A ship floats amongst a sea of spilled oil in the Gulf of Mexico after the BP Deepwater Horizon oil spill disaster. (Photo: Kris Krüg via Wikimedia Commons)
A New Orleans law firm at the center of an investigation into misconduct surrounding the processing of payments from BP PLC’s Deepwater Horizon oil spill settlement must return $357,000 paid to a client based on allegedly fraudulent claims.
U.S. District Judge Carl Barbier ordered that shrimper Casey Thonn return the payments within 30 days. Barbier also found that the AndryLerner firm, which received $35,700 in fees, and principals Jonathan Andry and Glen Lerner were responsible for the restitution.
The judgment also applied to Lionel “Tiger” Sutton, an attorney who received fees for referring Thonn to AndryLerner, as well as Thonn’s accounting firm.
Attorneys for Andry, Lerner and Sutton did not respond to requests for comment.
BP, which continues to assert in court filings that fraud has tainted its estimated $9.2 billion settlement, praised the judgment—the first to order the return of an oil spill claim payment.
“The court’s final judgment shows that the law is beginning to catch up with the fraudsters—and that the plaintiffs’ lawyers and other advisers who assist them will also not be permitted to benefit from that deceit,” BP spokesman Geoff Morrell wrote in an emailed statement.
The judgment, handed down on July 16, affirmed findings by former FBI director Louis Freeh, appointed by Barbier as special master to investigate the claims process. On Sept. 6, Freeh concluded that Andry, Lerner and Sutton, who later worked at the claims office, had been involved in fraudulently filing the Thonn claim. He recommended sanctions against all three lawyers, plus Sutton’s wife, Christine Reitano, who also worked at the claims office.
All four have denied allegations of fraud. AndryLerner also has sought to lift a freeze that Freeh put on payments to hundreds of its other clients.
Freeh moved for restitution of the Thonn claim on Jan. 8. In court papers, Andry, Lerner and AndryLerner sought dismissal of that action, claiming they had no knowledge of any fraud. Sutton also moved to dismiss, saying that he didn’t represent Thonn when the claim was made.
On April 29, Barbier found that restitution was proper. He concluded that Thonn’s claims, which AndryLerner filed on his behalf in 2012, were based on unfiled tax returns.
“Here, Thonn’s fraud undermines the integrity of the entire settlement program; therefore, while it is unfortunate that his misrepresentations were not detected earlier, such an oversight does not allow the court to give Thonn a free pass now,” he wrote.

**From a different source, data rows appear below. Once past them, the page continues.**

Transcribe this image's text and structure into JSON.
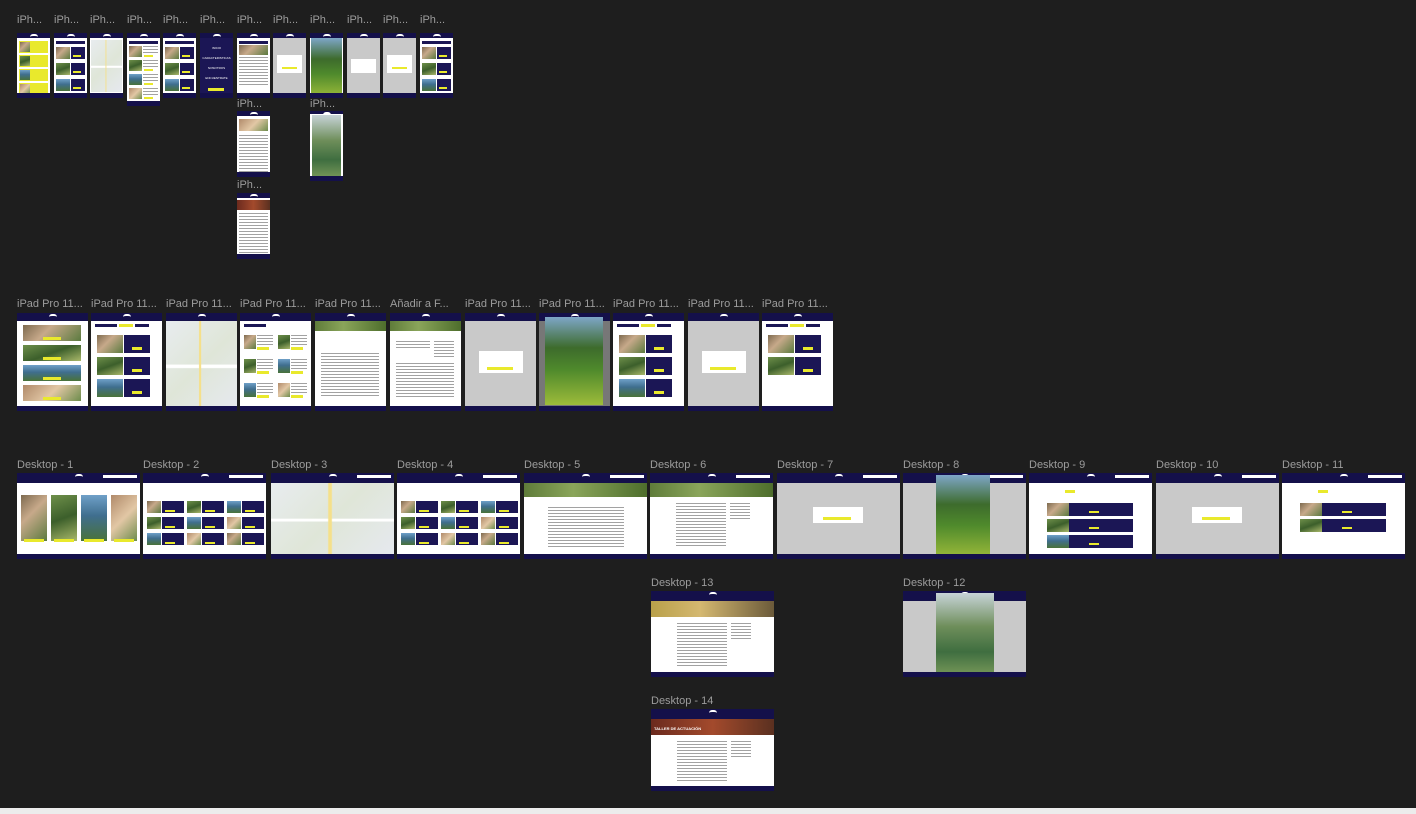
{
  "canvas": {
    "background": "#1e1e1e"
  },
  "colors": {
    "navy": "#14104a",
    "yellow": "#e9e92c",
    "label": "#9c9c9c"
  },
  "rows": {
    "iphone_labels": [
      "iPh...",
      "iPh...",
      "iPh...",
      "iPh...",
      "iPh...",
      "iPh...",
      "iPh...",
      "iPh...",
      "iPh...",
      "iPh...",
      "iPh...",
      "iPh..."
    ],
    "iphone_stack_labels": [
      "iPh...",
      "iPh...",
      "iPh..."
    ],
    "ipad_labels": [
      "iPad Pro 11...",
      "iPad Pro 11...",
      "iPad Pro 11...",
      "iPad Pro 11...",
      "iPad Pro 11...",
      "Añadir a F...",
      "iPad Pro 11...",
      "iPad Pro 11...",
      "iPad Pro 11...",
      "iPad Pro 11...",
      "iPad Pro 11..."
    ],
    "desktop_labels": [
      "Desktop - 1",
      "Desktop - 2",
      "Desktop - 3",
      "Desktop - 4",
      "Desktop - 5",
      "Desktop - 6",
      "Desktop - 7",
      "Desktop - 8",
      "Desktop - 9",
      "Desktop - 10",
      "Desktop - 11"
    ],
    "desktop_extra_labels": {
      "d13": "Desktop - 13",
      "d12": "Desktop - 12",
      "d14": "Desktop - 14"
    }
  },
  "iphone_menu": [
    "INICIO",
    "CARACTERISTICAS",
    "NOSOTROS",
    "ENCUENTRATE"
  ],
  "desktop_titles": {
    "d2": "EVENTOS",
    "d4": "PARQUES",
    "d6": "EVENTO DE FÚTBOL",
    "d9": "MIS FAVORITOS",
    "d11": "MIS FAVORITOS",
    "d5_heading": "PROYECTO RECUPERACIÓN LOS JARDINES",
    "d14_banner": "TALLER DE ACTUACIÓN"
  },
  "desktop1_cards": [
    "EVENTOS",
    "PARQUES",
    "MAPA",
    "FAVORITOS"
  ]
}
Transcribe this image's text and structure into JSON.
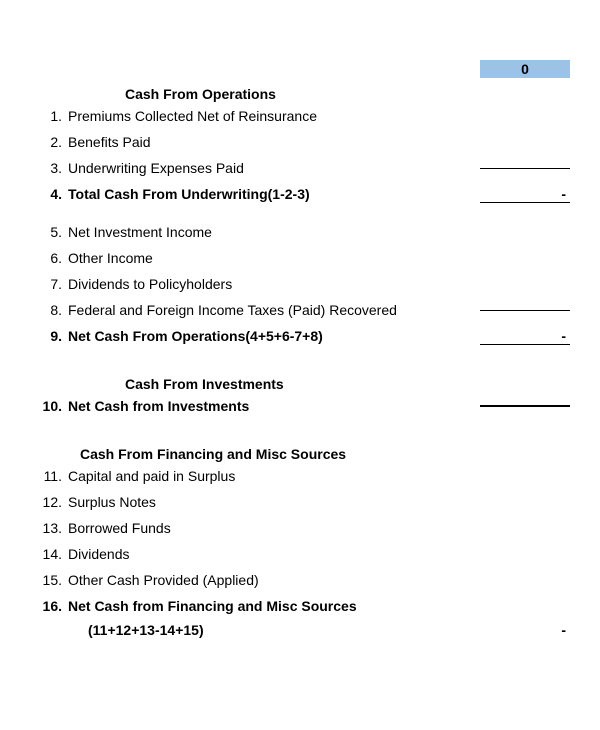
{
  "top_value": "0",
  "section1": {
    "title": "Cash From Operations",
    "items": [
      {
        "num": "1.",
        "label": "Premiums Collected Net of Reinsurance"
      },
      {
        "num": "2.",
        "label": "Benefits Paid"
      },
      {
        "num": "3.",
        "label": "Underwriting Expenses Paid"
      }
    ],
    "total1": {
      "num": "4.",
      "label": "Total Cash From Underwriting(1-2-3)",
      "val": "-"
    },
    "items2": [
      {
        "num": "5.",
        "label": "Net Investment Income"
      },
      {
        "num": "6.",
        "label": "Other Income"
      },
      {
        "num": "7.",
        "label": "Dividends to Policyholders"
      },
      {
        "num": "8.",
        "label": "Federal and Foreign Income Taxes (Paid) Recovered"
      }
    ],
    "total2": {
      "num": "9.",
      "label": "Net Cash From Operations(4+5+6-7+8)",
      "val": "-"
    }
  },
  "section2": {
    "title": "Cash From Investments",
    "total": {
      "num": "10.",
      "label": "Net Cash from Investments",
      "val": ""
    }
  },
  "section3": {
    "title": "Cash From Financing and Misc Sources",
    "items": [
      {
        "num": "11.",
        "label": "Capital and paid in Surplus"
      },
      {
        "num": "12.",
        "label": "Surplus Notes"
      },
      {
        "num": "13.",
        "label": "Borrowed Funds"
      },
      {
        "num": "14.",
        "label": "Dividends"
      },
      {
        "num": "15.",
        "label": "Other Cash Provided (Applied)"
      }
    ],
    "total": {
      "num": "16.",
      "label": "Net Cash from Financing and Misc Sources",
      "formula": "(11+12+13-14+15)",
      "val": "-"
    }
  }
}
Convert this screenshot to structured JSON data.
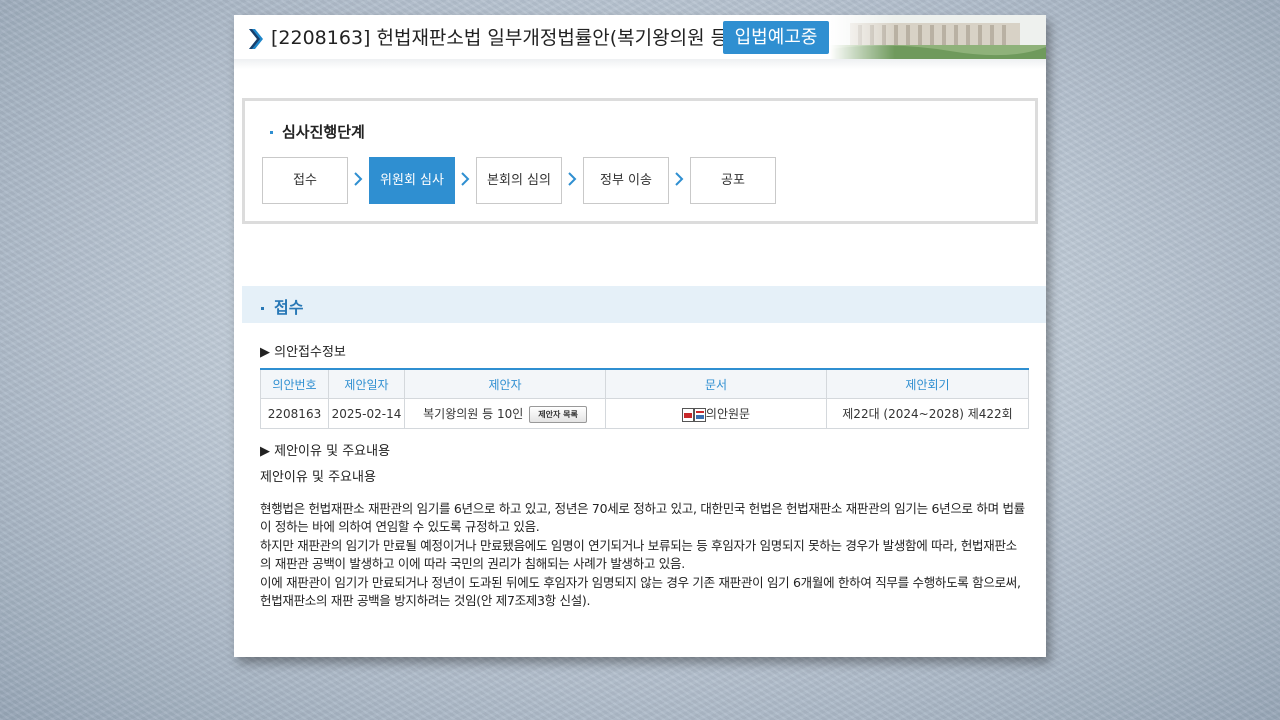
{
  "header": {
    "bill_title": "[2208163] 헌법재판소법 일부개정법률안(복기왕의원 등 10인)",
    "status_badge": "입법예고중"
  },
  "steps": {
    "title": "심사진행단계",
    "items": [
      {
        "label": "접수",
        "active": false
      },
      {
        "label": "위원회 심사",
        "active": true
      },
      {
        "label": "본회의 심의",
        "active": false
      },
      {
        "label": "정부 이송",
        "active": false
      },
      {
        "label": "공포",
        "active": false
      }
    ]
  },
  "section": {
    "title": "접수",
    "info_heading": "▶ 의안접수정보",
    "table": {
      "headers": [
        "의안번호",
        "제안일자",
        "제안자",
        "문서",
        "제안회기"
      ],
      "row": {
        "bill_no": "2208163",
        "date": "2025-02-14",
        "proposer": "복기왕의원 등 10인",
        "proposer_button": "제안자 목록",
        "document": "의안원문",
        "session": "제22대 (2024~2028) 제422회"
      }
    },
    "reason_heading": "▶ 제안이유 및 주요내용",
    "reason_label": "제안이유 및 주요내용",
    "body_lines": [
      "현행법은 헌법재판소 재판관의 임기를 6년으로 하고 있고, 정년은 70세로 정하고 있고, 대한민국 헌법은 헌법재판소 재판관의 임기는 6년으로 하며 법률",
      "이 정하는 바에 의하여 연임할 수 있도록 규정하고 있음.",
      "하지만 재판관의 임기가 만료될 예정이거나 만료됐음에도 임명이 연기되거나 보류되는 등 후임자가 임명되지 못하는 경우가 발생함에 따라, 헌법재판소",
      "의 재판관 공백이 발생하고 이에 따라 국민의 권리가 침해되는 사례가 발생하고 있음.",
      "이에 재판관이 임기가 만료되거나 정년이 도과된 뒤에도 후임자가 임명되지 않는 경우 기존 재판관이 임기 6개월에 한하여 직무를 수행하도록 함으로써,",
      "헌법재판소의 재판 공백을 방지하려는 것임(안 제7조제3항 신설)."
    ]
  },
  "colors": {
    "accent": "#2f8fd1",
    "section_bg": "#e5f0f8",
    "section_title": "#2878b6"
  }
}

He extended his findings to include Thonn’s professionals, including his lawyers, all of whom were paid on a contingent fee basis.
Since then, BP has sought restitution from additional claimants who received allegedly excessive payments. BP bases such requests on revised calculations set forth in a U.S. Court of Appeals for the Fifth Circuit’s ruling last year.
Last month, Freeh moved to return a $50,000 payment to another AndryLerner client, Jarrod Burrle, based on an allegedly fraudulent claim for lost blue crab revenue. In a filing Monday, Freeh noted that $12,500 of the payment went to AndryLerner and two other firms, the Palazzo Law Firm in Gretna, La., and David Bravo of the Bravo Law Firm in New Orleans, who allegedly received referral fees. Responses to Freeh’s request are due on Friday. Neither Bravo nor Leo Palazzo of the Palazzo Law Firm responded to requests for comment.
Contact Amanda Bronstad at firstname.lastname@example.org.